by Johanna Cilano Pelaez (Mexico)
While COVID-19 has impacted all of Latin America, Cuba has faced it from its own particular situation. The state’s ability to control the main resources of the economy and regulate social behaviour – important for the implementation of mitigating measures at a pandemic juncture – goes hand in hand with the absence of a rule of law and the lack of mechanisms of participation to reduce the arbitrariness of power.
by Craig Calhoun (Tempe, Arizona)
The disaster in America points to hard truths about Covid that matter everywhere. Covid strikes rich countries as well as poor, powerful as well as weak. Vulnerability that does not map neatly onto old divisions of developed from underdeveloped or imperialist from post-colonial. Its impact is shaped by pre-existing social conditions and it is uneven inside each country as well as internationally. Politics readily compromises response and sometimes all but completely derails it.
by Phumlani Pikoli (Johannesburg)
Since the onset of the Covid-19 pandemic, the world has been in a state of panic, fearing the unprecedented times we face. The idea that the pandemic has induced some pre-pubescent existential crisis is laughable, however.
As the world has been forced to sit and reckon with its own systemic failures and global structures of existence the real crisis is, ‘what does it mean to be a human supporting the failed system of global capitalism’? After all, is democracy not a rich person’s game?
by Simon Marginson

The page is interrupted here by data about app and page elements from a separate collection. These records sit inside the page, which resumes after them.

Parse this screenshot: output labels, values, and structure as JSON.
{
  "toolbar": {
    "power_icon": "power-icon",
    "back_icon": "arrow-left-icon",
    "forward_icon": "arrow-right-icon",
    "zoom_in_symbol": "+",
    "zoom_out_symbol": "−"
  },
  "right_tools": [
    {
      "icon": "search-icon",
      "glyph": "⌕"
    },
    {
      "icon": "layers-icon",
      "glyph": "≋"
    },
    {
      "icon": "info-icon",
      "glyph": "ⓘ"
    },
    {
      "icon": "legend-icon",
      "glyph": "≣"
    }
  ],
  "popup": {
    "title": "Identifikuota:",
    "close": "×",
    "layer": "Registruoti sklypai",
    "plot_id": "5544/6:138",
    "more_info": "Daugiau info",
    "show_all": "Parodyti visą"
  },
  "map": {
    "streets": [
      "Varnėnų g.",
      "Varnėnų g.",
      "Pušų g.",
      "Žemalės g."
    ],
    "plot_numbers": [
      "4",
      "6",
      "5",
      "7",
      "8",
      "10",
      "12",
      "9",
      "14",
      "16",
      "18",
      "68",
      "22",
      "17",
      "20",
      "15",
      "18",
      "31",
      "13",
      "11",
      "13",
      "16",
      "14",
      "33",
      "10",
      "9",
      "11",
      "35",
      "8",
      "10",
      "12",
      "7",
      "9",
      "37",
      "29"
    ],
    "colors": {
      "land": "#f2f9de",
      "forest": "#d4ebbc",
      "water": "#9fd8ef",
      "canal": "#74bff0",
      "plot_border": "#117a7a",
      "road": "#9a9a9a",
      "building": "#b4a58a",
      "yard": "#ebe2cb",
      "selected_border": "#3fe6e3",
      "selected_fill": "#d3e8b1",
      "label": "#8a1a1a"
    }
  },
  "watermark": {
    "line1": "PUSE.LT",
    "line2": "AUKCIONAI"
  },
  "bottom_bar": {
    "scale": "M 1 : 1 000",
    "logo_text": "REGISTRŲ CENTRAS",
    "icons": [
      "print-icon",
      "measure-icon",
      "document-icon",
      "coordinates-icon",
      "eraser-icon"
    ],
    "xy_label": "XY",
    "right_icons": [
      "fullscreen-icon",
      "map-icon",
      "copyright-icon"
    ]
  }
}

The Covid-19 pandemic is instructive for social theory. It is like a gigantic experiment. It is not a controlled experiment, but a universal condition that enables differentiation on the basis of time and space, both geographical and discursive. It is possible to compare society before and during the pandemic, and also to compare the political and social evolutions and manifestations of society-under-pandemic-conditions in different nations and regions.
by Tawana Kupe (Pretoria)
Drawing from both traditions, universities are trying understand how it was that science largely missed the signs of Covid’s coming, and so fulfil their obligation to secure the long-term future of humanity on this planet.
But they know, too, that the university must rise to the immediate challenges of global health, education and economic crises; job losses; poverty; and the overriding sense of uncertainty and insecurity. These all existed pre-Covid, of course, but the pandemic has aggravated each with knock-on effects.
An online workshop on “Living in Crisis” organized by the TASA Social Theory thematic group and Thesis Eleven.
Speakers: Deborah Lupton, Craig Calhoun, Peter Vale and Peter Beilharz
by Alonso Casanueva Baptista
The secretariat of public education in Mexico – the institution in charge of the standardized schooling practices there – organized for the current semester to take place via radio, internet, but most importantly, television. From August 24th to the end of the school year (July 2021), thirty million Mexican students will enrol in school whilst relying on technologies that usually do not play a central role in their formal learning experiences. The written word will be overtaken by waves, signals, and connections.
by Andrew Simon Gilbert
It has become increasingly common over recent years for academics to declare a “crisis of trust” in Western institutions. One of the main points of this crisis has been the healthcare system, with eroding trust in doctors and the institutions of biomedicine apparently evident in surveys, as well as the proliferation of “anti-vaxxer” ideology and people’s willingness to second-guess health professionals
by Howard Prosser
Camus is back. The Plague is everywhere. Its brave everyday characters resonate with our ideal selves, our care workers, and our belief in a possible ending to the global pandemic. But his allegory also highlights how exclusionary politics is always an option. Our city selves are vulnerable – to plague, to authority – in spite of our desire not to be. Outbreaks remain possible. They can get out of control. Liberalism is not immune to tyranny.
by Ira Raja
In the weeks that followed the announcement of the lockdown, the Government of India, not unlike governments elsewhere, issued several rules and decrees, all purportedly aimed at containing the contagion through non-violent measures or what the Indian PM called ‘the people’s curfew’. But the biopolitical measure of the lockdown, meant to illustrate the mechanism of making (rather than letting) live, was beset from the beginning by a range of contradictions.